:: Task description ::
Copy each line of the following material that has the string "create".

***** Data provided

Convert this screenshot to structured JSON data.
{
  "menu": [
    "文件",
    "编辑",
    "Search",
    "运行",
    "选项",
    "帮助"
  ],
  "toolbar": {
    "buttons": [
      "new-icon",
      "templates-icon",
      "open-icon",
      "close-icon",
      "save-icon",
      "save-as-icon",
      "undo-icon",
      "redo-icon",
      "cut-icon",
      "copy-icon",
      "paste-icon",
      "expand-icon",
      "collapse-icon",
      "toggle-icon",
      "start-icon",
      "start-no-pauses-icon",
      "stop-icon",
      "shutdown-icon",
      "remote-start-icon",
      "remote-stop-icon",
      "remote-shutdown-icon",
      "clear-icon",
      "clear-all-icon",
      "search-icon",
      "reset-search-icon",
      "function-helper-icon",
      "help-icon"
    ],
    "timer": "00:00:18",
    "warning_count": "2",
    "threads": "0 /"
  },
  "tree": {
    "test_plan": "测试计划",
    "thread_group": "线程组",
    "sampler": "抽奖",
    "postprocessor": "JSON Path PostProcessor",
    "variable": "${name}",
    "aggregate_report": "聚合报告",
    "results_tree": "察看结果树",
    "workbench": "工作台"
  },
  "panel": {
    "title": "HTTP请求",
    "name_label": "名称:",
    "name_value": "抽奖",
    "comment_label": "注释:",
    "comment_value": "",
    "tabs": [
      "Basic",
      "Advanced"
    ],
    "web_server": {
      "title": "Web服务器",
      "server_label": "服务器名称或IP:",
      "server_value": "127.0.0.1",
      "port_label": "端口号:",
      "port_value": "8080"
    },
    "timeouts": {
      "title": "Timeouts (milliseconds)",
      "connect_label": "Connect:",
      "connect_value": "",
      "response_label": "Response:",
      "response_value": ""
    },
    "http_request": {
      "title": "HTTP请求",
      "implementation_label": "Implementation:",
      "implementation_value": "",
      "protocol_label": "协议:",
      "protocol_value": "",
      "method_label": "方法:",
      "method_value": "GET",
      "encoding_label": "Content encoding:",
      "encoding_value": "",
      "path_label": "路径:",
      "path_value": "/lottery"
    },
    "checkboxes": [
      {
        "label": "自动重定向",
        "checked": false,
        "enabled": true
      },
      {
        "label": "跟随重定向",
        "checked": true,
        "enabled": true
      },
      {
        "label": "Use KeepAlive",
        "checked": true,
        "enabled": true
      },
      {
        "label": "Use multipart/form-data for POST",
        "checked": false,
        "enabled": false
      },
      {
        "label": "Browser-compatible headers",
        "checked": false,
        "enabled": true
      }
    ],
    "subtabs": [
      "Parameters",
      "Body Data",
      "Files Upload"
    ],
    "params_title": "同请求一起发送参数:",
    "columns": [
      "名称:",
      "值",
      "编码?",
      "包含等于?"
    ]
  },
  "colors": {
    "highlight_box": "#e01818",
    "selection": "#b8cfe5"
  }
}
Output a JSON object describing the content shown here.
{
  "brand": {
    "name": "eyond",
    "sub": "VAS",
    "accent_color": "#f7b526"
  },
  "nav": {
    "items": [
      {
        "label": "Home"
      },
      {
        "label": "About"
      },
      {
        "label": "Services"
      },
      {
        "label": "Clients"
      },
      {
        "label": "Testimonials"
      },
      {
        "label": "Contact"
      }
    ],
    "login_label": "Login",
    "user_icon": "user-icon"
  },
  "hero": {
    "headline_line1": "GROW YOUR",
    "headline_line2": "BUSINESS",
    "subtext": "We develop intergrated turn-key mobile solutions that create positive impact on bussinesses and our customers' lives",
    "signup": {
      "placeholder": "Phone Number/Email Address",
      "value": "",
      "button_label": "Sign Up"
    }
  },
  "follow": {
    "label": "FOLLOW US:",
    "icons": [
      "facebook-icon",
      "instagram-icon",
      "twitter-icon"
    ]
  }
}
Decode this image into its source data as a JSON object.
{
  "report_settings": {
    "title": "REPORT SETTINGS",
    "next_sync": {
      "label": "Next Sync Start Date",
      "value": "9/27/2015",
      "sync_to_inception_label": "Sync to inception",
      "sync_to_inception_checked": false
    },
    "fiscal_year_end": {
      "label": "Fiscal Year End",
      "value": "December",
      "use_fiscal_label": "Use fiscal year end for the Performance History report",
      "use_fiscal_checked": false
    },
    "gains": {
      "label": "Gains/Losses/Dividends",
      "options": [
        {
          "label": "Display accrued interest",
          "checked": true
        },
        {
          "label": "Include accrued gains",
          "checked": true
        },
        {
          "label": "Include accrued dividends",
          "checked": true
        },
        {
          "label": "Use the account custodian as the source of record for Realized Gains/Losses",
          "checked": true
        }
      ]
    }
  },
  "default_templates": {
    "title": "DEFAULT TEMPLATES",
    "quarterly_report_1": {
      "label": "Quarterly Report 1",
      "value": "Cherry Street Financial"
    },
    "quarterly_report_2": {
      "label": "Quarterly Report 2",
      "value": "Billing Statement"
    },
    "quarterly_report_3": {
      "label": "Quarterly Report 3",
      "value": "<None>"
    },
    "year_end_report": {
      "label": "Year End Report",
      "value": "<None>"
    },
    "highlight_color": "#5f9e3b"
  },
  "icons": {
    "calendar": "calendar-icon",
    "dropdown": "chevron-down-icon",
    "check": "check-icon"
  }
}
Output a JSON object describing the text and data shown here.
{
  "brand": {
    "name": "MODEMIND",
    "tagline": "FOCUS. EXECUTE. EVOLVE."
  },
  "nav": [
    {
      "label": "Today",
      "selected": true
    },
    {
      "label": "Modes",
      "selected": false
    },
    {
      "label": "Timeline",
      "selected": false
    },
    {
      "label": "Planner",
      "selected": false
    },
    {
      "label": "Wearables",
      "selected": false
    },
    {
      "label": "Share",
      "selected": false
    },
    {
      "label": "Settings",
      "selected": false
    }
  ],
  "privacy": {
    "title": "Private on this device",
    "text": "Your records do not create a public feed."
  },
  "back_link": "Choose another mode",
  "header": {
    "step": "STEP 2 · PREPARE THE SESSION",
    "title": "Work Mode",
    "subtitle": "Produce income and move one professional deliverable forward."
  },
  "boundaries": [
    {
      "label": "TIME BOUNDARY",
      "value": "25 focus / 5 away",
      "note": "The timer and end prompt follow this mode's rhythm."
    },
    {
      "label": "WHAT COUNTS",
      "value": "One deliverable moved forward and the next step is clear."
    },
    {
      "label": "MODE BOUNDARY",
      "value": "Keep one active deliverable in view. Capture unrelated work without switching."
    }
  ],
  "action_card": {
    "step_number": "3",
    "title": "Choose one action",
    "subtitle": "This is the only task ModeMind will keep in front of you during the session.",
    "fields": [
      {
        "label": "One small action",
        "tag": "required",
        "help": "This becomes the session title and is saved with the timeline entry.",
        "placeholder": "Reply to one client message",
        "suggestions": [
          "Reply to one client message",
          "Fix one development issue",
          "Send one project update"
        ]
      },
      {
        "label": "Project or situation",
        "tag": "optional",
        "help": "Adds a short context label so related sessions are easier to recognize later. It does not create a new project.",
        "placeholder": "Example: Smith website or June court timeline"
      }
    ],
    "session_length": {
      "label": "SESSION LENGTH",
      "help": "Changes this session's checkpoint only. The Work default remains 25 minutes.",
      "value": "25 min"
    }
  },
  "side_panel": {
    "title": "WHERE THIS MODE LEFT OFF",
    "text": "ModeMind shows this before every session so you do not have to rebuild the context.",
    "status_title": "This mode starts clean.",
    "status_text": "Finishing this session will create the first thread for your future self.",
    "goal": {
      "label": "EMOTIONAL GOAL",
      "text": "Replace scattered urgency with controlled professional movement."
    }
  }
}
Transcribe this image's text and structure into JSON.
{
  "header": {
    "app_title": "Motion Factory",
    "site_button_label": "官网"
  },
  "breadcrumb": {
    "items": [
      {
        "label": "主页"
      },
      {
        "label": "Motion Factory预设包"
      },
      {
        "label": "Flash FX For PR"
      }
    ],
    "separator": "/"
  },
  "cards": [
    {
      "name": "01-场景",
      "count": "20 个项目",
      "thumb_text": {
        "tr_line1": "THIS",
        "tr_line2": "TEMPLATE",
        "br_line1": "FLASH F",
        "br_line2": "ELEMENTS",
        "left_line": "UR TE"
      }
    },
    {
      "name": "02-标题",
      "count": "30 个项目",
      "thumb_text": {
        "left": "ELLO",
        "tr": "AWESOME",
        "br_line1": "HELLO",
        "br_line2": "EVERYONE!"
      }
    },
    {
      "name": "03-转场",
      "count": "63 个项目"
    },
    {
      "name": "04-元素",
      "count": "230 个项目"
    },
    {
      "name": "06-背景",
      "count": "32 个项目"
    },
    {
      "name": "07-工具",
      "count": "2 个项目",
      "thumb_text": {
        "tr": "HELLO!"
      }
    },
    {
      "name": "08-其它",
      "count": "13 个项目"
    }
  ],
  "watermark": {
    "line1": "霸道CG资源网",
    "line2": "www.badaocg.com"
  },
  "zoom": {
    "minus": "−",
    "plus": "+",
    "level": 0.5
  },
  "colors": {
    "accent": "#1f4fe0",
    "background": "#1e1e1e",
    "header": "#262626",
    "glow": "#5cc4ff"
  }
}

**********

:: Exercise answer ::
    "subtext": "We develop intergrated turn-key mobile solutions that create positive impact on bussinesses and our customers' lives",
    "text": "Your records do not create a public feed."
        "help": "Adds a short context label so related sessions are easier to recognize later. It does not create a new project.",
    "status_text": "Finishing this session will create the first thread for your future self.",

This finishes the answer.